Problem requirements
When a line below contains the word "this", copy that line.

-------

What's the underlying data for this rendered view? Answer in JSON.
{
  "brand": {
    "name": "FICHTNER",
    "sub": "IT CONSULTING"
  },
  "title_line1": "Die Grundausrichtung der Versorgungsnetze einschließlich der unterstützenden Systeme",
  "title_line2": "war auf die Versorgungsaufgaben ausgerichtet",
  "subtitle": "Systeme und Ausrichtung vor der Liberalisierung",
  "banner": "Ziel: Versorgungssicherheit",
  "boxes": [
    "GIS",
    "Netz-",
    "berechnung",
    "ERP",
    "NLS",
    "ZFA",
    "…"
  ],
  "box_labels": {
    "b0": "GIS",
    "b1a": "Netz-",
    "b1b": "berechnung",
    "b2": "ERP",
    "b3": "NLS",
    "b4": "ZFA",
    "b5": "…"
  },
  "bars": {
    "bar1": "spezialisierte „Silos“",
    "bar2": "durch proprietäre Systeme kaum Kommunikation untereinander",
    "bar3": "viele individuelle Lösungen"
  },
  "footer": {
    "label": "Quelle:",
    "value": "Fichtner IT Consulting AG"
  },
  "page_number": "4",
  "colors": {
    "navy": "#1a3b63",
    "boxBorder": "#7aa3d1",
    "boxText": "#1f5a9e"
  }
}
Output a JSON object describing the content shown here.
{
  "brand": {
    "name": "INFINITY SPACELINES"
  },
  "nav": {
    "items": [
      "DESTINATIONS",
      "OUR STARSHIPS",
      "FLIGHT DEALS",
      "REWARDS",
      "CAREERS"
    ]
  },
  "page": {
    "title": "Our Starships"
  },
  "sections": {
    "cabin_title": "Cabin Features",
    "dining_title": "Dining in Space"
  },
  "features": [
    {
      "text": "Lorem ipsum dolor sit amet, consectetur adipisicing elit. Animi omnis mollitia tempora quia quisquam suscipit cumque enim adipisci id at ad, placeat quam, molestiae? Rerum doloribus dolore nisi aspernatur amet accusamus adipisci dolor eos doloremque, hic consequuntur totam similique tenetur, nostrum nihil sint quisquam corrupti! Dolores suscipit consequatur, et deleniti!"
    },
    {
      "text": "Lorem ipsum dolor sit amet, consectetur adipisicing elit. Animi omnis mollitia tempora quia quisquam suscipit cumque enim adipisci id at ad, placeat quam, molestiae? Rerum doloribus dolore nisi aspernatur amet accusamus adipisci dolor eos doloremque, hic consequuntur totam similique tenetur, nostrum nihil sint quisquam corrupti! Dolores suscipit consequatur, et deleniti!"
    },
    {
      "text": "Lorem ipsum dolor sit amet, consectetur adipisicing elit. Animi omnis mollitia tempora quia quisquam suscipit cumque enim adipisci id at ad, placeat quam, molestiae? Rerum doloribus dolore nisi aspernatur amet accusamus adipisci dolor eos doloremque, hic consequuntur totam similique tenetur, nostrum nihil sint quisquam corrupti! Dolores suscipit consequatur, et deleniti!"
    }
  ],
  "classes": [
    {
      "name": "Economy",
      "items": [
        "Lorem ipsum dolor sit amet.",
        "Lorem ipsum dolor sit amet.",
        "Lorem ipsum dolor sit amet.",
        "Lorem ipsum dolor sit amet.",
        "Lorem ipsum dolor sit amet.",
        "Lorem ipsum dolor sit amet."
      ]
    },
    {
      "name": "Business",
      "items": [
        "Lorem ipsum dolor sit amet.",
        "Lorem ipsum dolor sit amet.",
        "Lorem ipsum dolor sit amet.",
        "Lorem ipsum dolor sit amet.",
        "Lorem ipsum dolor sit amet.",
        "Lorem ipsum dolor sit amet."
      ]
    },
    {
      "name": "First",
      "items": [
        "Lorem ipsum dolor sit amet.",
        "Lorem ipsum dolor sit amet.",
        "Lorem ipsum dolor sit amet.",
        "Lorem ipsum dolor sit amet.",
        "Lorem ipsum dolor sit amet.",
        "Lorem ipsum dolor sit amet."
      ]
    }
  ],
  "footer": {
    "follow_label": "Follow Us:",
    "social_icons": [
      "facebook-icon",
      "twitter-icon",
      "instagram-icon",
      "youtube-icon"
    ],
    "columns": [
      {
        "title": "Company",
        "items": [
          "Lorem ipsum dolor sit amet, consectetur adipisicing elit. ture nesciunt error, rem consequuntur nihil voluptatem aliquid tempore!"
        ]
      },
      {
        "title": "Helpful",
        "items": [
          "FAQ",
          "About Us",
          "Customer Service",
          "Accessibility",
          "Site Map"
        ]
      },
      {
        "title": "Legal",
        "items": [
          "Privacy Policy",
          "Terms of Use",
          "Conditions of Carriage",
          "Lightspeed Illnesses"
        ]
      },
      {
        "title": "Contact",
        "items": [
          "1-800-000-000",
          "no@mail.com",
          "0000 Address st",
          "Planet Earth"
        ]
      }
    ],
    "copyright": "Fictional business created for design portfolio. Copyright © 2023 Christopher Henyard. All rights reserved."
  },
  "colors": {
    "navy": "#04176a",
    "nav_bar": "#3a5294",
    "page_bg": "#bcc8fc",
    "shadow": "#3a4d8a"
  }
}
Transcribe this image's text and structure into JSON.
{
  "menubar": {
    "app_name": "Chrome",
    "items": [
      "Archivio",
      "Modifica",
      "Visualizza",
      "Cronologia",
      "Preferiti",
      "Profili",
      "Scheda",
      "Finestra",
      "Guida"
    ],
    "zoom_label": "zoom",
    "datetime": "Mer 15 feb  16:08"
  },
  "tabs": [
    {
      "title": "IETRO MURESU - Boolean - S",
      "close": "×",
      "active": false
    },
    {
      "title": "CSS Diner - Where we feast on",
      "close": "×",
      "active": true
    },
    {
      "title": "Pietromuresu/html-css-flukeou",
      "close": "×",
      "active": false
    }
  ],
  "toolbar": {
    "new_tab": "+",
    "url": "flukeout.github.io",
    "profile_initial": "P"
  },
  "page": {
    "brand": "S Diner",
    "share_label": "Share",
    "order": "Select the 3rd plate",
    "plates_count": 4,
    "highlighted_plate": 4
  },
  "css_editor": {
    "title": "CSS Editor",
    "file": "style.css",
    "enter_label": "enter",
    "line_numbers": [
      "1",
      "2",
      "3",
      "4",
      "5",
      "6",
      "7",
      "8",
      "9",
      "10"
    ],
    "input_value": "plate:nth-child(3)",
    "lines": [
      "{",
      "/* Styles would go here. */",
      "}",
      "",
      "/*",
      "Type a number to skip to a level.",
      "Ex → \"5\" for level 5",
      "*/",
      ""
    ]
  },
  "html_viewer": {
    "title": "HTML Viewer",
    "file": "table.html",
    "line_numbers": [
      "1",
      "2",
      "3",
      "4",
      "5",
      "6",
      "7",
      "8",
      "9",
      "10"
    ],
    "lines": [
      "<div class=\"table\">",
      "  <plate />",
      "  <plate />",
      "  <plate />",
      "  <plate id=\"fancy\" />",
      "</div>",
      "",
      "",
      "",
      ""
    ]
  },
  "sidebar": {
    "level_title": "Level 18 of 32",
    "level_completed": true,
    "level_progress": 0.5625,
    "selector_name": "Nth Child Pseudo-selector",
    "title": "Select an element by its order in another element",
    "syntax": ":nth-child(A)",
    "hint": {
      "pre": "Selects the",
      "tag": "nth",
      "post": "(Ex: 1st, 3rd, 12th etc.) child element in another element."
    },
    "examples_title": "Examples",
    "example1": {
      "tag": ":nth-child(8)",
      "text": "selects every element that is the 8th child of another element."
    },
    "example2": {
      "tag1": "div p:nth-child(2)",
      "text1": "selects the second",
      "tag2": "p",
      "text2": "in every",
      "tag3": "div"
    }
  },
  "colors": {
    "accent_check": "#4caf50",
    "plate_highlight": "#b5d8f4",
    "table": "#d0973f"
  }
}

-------

Completed exercise
What's the underlying data for this rendered view? Answer in JSON.
Transcribe this image's text and structure into JSON.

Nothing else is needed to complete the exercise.